Archive for June, 2013

Analytical solution to the chance of forming a triangle

June 15, 2013

Let’s consider each side one at a time. Let’s begin with side a. If a is the longest side it means that b+c > a. That means that the two opposite sides together must be longer. If they are not, then a triangle is not formed.  When a = b+c it means that the opposite sides just touch and the 3 line segments overlap to form a single line segment. When a > b+c, the ends cannot touch to form a triangle.

For simplicity we used the interval [0,1]. Thus a can be anything from 0 to 1. For any given a we can draw a plot of the line a = b+c. This line separates the two regions of success and failure. The line intercepts the b-axis at a and the c-axis at a. The failure area is a triangular region that runs from (0, 0) to (a,0) and then to (0, a). When a is a maximum, i.e. 1, then the area is 1/2. The failure volume is a 3-sided pyramid with height = 1 and base = 1/2. Thus the volume of the failure region is 1/3Bh = 1/3(1/2)1 = 1/6.

The volume of the entire solution space = 1, the volume of a cube of side 1. The volume of the failure region for a = 1/6. The same is true of the failure region for b and c.

Thus the volume of the success region = 1 – 3(1/6) = 1/2

The probability of success = V(success)/V(all possibilities) = (1/2)/1 = 1/2

A simple problem to illustrate a random geometry problem

June 14, 2013

Stereology works because the properties of interacting geometrical shapes are known.

Consider the following problem. Pick 3 random numbers from the same interval. Think of these as lengths. Can a triangle be formed from the 3 selected numbers? What is the chance that the 3 lengths selected at random can form a triangle?

Some parts of the problem need to be clarified. An interval begins with zero. It includes all numbers up to a maximum. The interval 0 to 10 fits our needs as does the interval 0 to 1. For simplicity, the interval from 0 to 1 is used. The maximum number of the interval has no effect on the solution. The numbers are chosen at random, but also chosen such that all numbers are chosen with equal probability. This means that no number is more likely to be picked than any other. So small numbers are as likely to be chosen as large numbers.

To form a  triangle, the lengths must be such that the two sides opposite any given side can touch. For example, a triangle cannot be formed from pieced 1, 3, and 5 in length. The 1 and 3 lengths cannot touch each other. They add up to only a length of 4 and the third side has a length of 5.

If the sides of the triangle have lengths a, b, and c, then the following 3 rules must be true.

a+b > c     a+c > b     b+c > a

Those tests must be applied to the 3 randomly selected numbers. If all of the tests are true, then the numbers can form a  triangle.

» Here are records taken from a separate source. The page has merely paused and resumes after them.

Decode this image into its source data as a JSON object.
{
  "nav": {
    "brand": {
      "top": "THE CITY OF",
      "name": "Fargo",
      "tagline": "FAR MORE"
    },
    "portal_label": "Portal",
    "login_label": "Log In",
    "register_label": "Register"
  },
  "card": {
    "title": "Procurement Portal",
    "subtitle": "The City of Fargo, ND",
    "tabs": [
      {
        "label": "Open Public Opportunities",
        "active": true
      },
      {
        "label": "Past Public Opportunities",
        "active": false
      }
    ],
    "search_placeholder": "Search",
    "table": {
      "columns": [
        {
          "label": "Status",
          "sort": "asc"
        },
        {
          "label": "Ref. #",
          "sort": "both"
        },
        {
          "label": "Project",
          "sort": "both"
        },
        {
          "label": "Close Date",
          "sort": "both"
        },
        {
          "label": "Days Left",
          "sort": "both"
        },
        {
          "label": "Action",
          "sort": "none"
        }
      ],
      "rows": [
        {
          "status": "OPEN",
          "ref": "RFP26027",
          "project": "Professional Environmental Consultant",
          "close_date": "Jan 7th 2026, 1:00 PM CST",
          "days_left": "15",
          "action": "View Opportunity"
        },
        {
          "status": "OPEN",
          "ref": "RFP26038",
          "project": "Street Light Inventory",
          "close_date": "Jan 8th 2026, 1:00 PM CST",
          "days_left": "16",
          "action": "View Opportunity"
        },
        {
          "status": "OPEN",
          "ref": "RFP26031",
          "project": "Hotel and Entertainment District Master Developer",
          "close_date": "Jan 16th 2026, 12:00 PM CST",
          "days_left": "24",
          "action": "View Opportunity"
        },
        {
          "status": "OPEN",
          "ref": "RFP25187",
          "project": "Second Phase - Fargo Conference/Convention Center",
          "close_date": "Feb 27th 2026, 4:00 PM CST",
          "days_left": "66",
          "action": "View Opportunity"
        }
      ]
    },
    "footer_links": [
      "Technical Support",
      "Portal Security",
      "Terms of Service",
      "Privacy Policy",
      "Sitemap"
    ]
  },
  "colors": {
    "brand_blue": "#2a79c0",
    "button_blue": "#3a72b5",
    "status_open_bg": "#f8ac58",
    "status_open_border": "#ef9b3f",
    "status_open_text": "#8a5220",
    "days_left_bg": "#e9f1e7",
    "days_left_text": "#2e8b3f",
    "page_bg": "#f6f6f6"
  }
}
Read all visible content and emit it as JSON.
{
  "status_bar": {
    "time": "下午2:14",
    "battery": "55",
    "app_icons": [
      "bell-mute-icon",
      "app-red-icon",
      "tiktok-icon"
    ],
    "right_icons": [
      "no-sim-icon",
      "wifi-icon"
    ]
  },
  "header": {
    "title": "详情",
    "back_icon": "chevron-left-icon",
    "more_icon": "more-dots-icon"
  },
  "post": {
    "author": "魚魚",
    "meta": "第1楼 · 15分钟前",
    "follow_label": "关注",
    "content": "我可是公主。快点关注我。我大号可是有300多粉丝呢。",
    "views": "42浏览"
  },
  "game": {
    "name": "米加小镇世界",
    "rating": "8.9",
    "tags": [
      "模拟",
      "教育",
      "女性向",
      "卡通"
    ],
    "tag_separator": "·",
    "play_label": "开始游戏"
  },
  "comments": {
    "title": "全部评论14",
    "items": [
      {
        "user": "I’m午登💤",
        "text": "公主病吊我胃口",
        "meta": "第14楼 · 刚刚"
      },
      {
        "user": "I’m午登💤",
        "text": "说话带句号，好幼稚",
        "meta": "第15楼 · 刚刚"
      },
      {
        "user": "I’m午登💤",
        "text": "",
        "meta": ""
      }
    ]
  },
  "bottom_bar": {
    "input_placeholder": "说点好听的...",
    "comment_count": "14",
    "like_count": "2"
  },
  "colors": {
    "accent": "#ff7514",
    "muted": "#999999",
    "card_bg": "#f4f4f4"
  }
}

Before a simple analytical solution is offered, it might occur to people to write a simple program to determine the odds. What is interesting in this effort is that the program never obtains the correct answer, nor will it converge to the correct answer if run long enough. The reason was mentioned above. The random numbers need to be selected with equal probability from the interval. Computer pseudorandom number generators do not do that. They are fairly good, but not good enough. The random number generators available in the C language or the .NET framework or even in Matlab are not uniform enough for the program to eventually converge. Still you get an answer close enough to the correct value to be able to guess what it likely is.

The analytical solution will be posted shortly.